humio-test.html at the end — use the
server's IP address if it doesn't have a domain name.
When you try to go to that web page, it will return status code 404, with a message of "Page Not Found" — which is what would we expect. While you're at it, refresh that page a few times, so you'll have several entries.
Now let's see if the repository in Humio Cloud shows those events. Click
Search in the top menu of Humio. Enter
humio-test in the search field, the input-box near the
top left. After you hit Enter or click on the purple button labeled
Run, Humio will retrieve all entries that match. If you
click on one of those entries, your screen will look something like the
screenshot in Figure 5.
Notice the details it's parsed. There's the name of repo or repository
Testeroo in our example), followed by the
type. In the screenshot here it says,
accesslog. That basically tells us that it's coming
vector on our server. Further down you can see the
file field says it's from the
/var/log/httpd/access_log file.

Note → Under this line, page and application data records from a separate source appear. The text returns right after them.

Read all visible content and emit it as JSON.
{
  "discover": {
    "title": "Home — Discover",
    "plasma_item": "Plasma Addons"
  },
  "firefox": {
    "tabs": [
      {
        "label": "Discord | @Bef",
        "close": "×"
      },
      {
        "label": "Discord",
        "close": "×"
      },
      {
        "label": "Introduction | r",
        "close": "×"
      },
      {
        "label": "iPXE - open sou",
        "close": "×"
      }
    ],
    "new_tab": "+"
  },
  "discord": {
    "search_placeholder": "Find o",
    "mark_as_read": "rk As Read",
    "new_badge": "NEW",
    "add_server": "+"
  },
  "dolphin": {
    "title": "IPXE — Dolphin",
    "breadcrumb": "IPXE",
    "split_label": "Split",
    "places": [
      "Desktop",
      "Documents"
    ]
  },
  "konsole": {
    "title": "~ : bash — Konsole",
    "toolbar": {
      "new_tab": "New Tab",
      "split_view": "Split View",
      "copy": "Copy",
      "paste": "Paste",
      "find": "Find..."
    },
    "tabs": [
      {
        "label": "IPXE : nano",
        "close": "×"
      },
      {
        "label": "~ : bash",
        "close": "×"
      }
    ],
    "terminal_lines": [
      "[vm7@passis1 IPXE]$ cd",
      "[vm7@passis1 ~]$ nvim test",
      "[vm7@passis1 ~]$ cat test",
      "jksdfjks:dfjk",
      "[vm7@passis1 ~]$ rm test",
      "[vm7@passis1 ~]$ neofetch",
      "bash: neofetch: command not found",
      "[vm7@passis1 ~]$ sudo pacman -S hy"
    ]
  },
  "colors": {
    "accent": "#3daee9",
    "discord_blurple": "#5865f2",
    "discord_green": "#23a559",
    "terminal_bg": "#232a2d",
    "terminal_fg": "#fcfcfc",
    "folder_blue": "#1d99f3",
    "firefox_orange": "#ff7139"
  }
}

That's from Apache.
Even further down it shows the status code of 404 and the URL that was
entered after the domain name by the user:
Knowing that which web pages were not found by users might be something you might want to monitor. They could be caused by broken internal links or something else you can fix easily. We'll put this query in a dashboard for monitoring: a dashboard is where you create widgets to store and view searches, which we'll cover on the next page.
Instead of searching for this particular URL, let's tell it to search for
the status code, 404. Change the search to
"404" and see what you get. It may contain more entries if
anyone else has had the same problem finding a web page on your server.
Now let's make two widgets based on status code. The first one will be displayed as a time based graph, but for all HTTP status codes. Enter the following in the search field:
This will show a chart, an area graph with a different color for each status code. Let's change the look a bit. Click on the gray button labeled, Style near the top left. That will open a box for choosing different settings for how the data will be displayed. Play with some of the choices.
Figure 303. Page Not Found Chart
For the screenshot here, we chose to leave it as an area style, but set it
Stack the values instead of overlaying them. We also
changed the interpolation type to
Step After. The
problem with this graph is that there are mostly found pages, status code
200 — in purple. It's hard to notice the not-found pages, which is
important. We'll do something about that in a bit.
Let's save this query as it is to a widget. Click on the gray button at
the top right labeled,
Save As. From the small
pull-down menu that appears, select
Dashboard Widget. A
box will then appear that asks as to which dashboard to save it. We need
to create one, so select
New Dashboard. Then you'll
have to give the new dashboard a name, maybe something like Web Server
Dashboard. You'll also have to enter a name for the widget. Put HTTP
Status Codes or something similar. You can enter a description of the
widget if you want. Before finishing, uncheck the box where it says, Open
Dashboard After Save. We have a little more to do on this screen. When
you're ready, click on the purple button labeled,
To be able to see easily the not-found pages in your dashboard, let's
change the search query. This won't affect the widget you just created.
For the new query, let's get events with a status code of 404 and put
those results in a table, rather than a graph. To do this, we'll have to
enter a little more complicated query. Enter the following in the search
field and click
Run when you're ready:
statuscode = "404" | top(url, limit=30) | table([url, _count], sortby=_count)
The first line here will give you all of the entries in the repository
statuscode of 404. The second line says to group
the results based on URL and to return the top thirty URLs. The third line
says to put the results in a table with two columns — the URL and
the number of occurrences for each URL — and to sort them based on
the count of each URL.
When this query is run, you should see an ordered list of all not-found
pages, with the ones with the highest count at the top. Let's turn this
into a widget for the dashboard. Click the
button and select
Dashboard Widget. This time you'll
see that it offers to save it to the dashboard you already created. Use
it; don't create a new dashboard. Enter an appropriate widget title and
description. Then press
Save — without unchecking
the Open Dashboard... box.
On the next page of this tutorial, we'll look at the two widgets in the dashboard and see how we might improve them and add more widgets.